00000174-b11b-ddc3-a1fc-bfdbb1a20000The Schreiner University Department of History is honoring the sesquicentennial of the American Civil War with a series of short vignettes focusing on events from 1861 through 1865. The Civil War was the most destructive conflict in American history, but it was also one of our most defining moments as a people and as a nation. Let us know what you think about "This Week in the Civil War." E-mail your comments to Dr. John Huddleston at jhuddles@schreiner.edu.Airs: Weekdays at 5:19 a.m., 8:19 a.m., 4:19 p.m. on KTXI and 4:49 a.m., 9:29 p.m. on KSTX.

This Week in the Civil War - 703

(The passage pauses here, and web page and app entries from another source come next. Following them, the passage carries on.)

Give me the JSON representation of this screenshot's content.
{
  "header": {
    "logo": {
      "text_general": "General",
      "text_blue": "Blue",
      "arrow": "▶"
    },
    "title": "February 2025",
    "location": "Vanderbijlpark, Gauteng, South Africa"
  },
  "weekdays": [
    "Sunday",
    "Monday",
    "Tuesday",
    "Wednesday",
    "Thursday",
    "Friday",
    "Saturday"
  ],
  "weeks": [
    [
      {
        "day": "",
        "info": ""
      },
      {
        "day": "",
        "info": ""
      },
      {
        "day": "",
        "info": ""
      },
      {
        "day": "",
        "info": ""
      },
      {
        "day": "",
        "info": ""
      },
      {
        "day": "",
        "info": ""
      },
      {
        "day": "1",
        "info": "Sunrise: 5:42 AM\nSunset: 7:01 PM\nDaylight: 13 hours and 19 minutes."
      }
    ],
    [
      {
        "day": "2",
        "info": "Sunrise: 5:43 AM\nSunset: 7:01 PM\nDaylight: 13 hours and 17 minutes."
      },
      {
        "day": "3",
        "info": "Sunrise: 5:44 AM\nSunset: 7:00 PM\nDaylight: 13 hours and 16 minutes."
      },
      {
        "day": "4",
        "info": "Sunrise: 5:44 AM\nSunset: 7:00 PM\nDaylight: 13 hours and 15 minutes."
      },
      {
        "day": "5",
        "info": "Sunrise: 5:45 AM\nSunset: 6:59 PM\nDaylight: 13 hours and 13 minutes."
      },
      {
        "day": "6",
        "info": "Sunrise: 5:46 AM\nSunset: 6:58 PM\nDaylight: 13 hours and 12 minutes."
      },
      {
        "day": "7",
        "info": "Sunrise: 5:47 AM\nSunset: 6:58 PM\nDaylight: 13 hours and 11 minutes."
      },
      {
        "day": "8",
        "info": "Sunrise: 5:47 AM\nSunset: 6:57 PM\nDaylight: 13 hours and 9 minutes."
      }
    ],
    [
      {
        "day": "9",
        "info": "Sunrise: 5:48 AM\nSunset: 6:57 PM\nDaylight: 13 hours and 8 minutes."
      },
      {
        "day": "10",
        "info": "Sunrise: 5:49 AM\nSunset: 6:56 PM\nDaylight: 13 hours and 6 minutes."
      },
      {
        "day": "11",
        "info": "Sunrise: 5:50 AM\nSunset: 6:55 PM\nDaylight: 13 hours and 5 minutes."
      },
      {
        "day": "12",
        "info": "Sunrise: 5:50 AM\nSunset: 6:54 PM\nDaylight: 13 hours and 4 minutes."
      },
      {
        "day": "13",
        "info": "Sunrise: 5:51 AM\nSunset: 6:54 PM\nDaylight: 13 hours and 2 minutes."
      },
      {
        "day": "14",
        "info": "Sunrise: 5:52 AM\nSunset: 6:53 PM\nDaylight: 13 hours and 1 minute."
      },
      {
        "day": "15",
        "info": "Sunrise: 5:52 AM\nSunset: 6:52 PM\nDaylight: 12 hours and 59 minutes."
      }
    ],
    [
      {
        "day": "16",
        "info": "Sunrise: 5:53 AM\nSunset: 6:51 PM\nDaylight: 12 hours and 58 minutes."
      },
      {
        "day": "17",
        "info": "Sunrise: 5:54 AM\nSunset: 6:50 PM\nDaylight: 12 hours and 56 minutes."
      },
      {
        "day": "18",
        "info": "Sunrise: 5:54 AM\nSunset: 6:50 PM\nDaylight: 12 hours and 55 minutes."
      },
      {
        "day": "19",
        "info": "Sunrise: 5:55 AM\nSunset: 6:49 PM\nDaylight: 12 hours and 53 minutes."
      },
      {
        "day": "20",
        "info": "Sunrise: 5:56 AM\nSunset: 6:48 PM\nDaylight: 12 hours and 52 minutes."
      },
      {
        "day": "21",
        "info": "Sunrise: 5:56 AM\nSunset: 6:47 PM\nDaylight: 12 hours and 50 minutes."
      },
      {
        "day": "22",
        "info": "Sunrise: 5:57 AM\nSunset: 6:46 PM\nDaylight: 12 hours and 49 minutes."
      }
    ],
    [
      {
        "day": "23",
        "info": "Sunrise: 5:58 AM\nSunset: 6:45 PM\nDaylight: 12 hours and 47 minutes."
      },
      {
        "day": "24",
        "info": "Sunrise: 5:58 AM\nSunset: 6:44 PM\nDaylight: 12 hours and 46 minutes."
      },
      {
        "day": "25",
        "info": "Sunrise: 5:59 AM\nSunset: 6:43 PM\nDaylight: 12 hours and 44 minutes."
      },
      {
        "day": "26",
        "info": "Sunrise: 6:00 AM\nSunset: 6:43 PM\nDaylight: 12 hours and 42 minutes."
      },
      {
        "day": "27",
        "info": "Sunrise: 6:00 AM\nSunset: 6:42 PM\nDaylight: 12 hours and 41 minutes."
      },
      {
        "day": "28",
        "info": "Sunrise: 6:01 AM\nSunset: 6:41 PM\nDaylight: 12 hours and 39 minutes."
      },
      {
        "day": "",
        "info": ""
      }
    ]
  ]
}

On Wednesday, November 18, 1863 a special train  left Washington, D.C. for Gettysburg, Pennsylvania.  Depressed due to the Union military situation at both Chattanooga and Knoxville and because of Tad Lincoln’s illness, President Abraham Lincoln related few stories en route. 

To his secretary John Hay, Lincoln remarked that he felt weak.  Upon arriving at Gettysburg, the president spoke briefly to a small crowd outside the Wills House, where he was staying the night, and then retired to work on his remarks for the following day. 

On the morning of November 19, Lincoln mentioned to John Nicolay that he was dizzy, and others described the president as having “a ghastly color” and “almost haggard.”  We know now that Lincoln was suffering from a mild case of smallpox when delivering the Gettysburg Address.